Ambassador Pete Peterson's first arrival to Hanoi

May is the hottest month in Vietnam, but the sun was especially relentless on May 9, 1997, when an excited crowd waited on the tarmac at Nội Bài Airport for the arrival of the first U.S. ambassador assigned to Hanoi. The last U.S. ambassador to Vietnam, Graham Martin, had departed from Saigon on a helicopter twenty-two years earlier. I was happy to join American and Vietnamese war veterans, expats, and kids, some waving American flags, at the airport that hot afternoon.

Ambassador Pete Peterson strode purposefully down the stairs from the plane to loud cheers from those of us assembled on the tarmac. Members of the press surrounded Pete and began thrusting microphones over the heads of those assembled. They snapped photos when a gray-haired veteran, Mai Văn Ôn—one of the men who in 1967 had fished John McCain out of Hanoi’s Trúc Bạch Lake—stepped in to wrap Pete in a warm embrace.

Ambassador Peterson met Mr. Nguyễn Viết Chộp

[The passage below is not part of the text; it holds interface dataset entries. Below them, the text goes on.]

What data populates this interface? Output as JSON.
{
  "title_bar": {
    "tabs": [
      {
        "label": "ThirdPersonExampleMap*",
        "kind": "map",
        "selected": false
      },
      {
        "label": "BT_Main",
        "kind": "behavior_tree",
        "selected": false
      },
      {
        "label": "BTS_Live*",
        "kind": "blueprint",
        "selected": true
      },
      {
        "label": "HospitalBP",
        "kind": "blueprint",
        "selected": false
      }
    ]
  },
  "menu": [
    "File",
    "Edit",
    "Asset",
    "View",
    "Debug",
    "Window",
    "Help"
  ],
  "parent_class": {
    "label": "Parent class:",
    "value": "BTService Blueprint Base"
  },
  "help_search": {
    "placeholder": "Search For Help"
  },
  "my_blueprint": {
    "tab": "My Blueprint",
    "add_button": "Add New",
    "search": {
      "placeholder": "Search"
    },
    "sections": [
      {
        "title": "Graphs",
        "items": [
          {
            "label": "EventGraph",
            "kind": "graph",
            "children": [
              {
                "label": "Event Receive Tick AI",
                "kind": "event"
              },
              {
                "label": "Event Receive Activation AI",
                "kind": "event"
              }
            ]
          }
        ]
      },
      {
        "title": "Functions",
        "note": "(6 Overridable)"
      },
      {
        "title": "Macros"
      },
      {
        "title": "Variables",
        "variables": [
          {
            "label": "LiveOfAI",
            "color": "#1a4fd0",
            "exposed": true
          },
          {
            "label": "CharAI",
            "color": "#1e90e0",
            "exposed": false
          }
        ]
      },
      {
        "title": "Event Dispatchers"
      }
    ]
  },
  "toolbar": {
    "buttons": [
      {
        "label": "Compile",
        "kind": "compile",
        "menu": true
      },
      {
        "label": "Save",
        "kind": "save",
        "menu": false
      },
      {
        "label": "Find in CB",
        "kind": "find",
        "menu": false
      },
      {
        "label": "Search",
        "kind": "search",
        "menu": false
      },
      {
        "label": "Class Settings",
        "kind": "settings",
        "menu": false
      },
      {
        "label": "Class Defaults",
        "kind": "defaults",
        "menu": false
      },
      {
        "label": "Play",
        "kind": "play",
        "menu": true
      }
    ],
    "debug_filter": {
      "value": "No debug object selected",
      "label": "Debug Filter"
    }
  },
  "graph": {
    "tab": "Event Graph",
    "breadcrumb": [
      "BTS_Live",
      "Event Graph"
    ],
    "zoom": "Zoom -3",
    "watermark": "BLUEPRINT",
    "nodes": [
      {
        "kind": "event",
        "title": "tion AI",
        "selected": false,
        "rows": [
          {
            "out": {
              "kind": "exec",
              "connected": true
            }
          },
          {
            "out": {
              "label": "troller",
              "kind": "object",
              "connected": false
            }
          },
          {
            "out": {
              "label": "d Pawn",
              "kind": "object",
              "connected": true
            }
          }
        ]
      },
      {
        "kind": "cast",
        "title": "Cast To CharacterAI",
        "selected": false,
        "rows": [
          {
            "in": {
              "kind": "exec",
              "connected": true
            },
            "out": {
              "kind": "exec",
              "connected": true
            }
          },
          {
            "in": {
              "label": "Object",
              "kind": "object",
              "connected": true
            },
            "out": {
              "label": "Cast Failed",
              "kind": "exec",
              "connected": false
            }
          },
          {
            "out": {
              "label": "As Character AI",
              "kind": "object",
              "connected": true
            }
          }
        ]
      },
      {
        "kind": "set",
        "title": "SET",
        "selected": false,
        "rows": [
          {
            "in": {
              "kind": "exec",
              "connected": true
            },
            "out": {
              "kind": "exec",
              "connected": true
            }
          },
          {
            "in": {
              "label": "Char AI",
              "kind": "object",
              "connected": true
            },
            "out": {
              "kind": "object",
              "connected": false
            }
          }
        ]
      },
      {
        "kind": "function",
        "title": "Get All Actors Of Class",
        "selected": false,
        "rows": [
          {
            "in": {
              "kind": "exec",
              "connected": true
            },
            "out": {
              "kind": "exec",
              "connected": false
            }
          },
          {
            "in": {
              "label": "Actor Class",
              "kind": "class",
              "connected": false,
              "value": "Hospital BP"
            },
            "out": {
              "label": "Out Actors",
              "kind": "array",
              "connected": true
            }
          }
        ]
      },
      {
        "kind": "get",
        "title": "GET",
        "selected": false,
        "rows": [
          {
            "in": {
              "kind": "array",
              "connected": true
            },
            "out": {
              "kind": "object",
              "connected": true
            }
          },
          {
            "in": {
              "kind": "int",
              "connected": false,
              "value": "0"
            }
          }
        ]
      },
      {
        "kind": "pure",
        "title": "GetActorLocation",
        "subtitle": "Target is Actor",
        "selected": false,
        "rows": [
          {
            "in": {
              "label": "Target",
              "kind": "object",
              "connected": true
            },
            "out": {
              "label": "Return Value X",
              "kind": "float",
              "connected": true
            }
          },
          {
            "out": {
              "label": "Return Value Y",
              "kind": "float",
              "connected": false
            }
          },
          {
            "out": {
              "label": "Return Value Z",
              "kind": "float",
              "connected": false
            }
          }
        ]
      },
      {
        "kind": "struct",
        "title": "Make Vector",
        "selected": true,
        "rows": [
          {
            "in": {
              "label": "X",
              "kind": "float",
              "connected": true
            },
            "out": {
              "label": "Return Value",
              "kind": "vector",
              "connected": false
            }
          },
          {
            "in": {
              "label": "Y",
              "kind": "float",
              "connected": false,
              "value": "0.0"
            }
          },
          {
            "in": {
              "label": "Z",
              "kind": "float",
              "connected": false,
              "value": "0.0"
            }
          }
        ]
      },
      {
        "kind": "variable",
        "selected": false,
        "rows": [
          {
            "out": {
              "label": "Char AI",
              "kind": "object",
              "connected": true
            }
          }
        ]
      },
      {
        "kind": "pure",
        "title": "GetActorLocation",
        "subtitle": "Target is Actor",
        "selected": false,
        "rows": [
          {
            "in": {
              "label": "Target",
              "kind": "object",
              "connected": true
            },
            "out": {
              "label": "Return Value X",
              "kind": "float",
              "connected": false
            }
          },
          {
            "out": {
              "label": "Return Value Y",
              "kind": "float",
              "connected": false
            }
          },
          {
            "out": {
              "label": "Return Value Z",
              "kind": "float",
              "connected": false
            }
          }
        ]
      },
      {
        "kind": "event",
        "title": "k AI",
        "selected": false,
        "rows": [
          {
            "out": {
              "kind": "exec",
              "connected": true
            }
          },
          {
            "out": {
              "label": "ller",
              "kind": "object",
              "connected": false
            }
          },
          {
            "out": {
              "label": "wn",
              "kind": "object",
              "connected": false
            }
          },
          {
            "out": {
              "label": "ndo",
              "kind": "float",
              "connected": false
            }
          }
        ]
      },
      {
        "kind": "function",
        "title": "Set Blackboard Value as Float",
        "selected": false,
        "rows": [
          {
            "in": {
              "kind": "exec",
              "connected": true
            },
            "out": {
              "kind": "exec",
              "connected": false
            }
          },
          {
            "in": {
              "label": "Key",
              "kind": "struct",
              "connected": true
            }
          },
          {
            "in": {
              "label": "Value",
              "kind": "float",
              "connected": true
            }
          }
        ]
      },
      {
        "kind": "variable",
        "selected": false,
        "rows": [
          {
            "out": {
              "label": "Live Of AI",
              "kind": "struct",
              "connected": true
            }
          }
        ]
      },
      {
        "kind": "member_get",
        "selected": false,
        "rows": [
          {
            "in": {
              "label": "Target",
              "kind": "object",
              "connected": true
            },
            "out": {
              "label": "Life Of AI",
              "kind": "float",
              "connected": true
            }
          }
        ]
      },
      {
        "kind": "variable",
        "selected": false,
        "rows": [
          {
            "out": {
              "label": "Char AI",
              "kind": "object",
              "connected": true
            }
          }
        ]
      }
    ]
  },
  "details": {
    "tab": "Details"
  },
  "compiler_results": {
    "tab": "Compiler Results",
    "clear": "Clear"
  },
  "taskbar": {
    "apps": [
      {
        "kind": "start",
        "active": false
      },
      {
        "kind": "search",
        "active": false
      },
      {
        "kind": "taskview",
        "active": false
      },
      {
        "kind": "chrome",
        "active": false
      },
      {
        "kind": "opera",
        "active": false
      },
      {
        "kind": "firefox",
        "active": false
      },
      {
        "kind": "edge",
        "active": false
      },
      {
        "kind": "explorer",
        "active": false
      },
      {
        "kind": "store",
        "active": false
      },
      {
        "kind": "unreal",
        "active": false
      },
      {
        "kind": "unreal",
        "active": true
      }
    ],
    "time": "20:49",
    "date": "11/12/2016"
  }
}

Pete told the crowd that the exchange of ambassadors between the United States and Vietnam marked the “full normalization of our drelations…..This is the beginning of a new era of constructive relations.” A man of his word, he repeated the promise of his confirmation hearings to focus first on obtaining the fullest possible accounting of the more than two thousand Americans still listed as missing from the Vietnam War.

Pete also expressed his hope that a bilateral trade agreement could be concluded during his tenure. “Simply put,” he said, “U.S. policy is to help Vietnam to become a prosperous country, at peace with its neighbors and integrated into this dynamic region”.


From Nothing Is Impossible: America’s Reconciliation with Vietnam, by Ted Osius, to be published October 2021 in English by Rutgers University Press.  If you want to receive further info about the book, please sign up with your email address.

“Ted’s evocative book, Nothing Is Impossible, instantly took me down a path of very fond memories. His story is an extremely personal one for me as well; one that brings back countless recollections of people, places, events, and hard decisions, some of which evoked forgotten moments when history was made. His lively firsthand account of the timing, the key players, and the complex circumstances leading to the reconciliation and development of diplomatic relations between the United States and Vietnam will keep readers glued to the book’s pages. Anyone interested in an expertly detailed account of U.S.–Vietnam relations will discover that Nothing Is Impossible is a gold mine of historical and interesting anecdotal information.”  —Pete Peterson, former U.S. ambassador to Vietnam.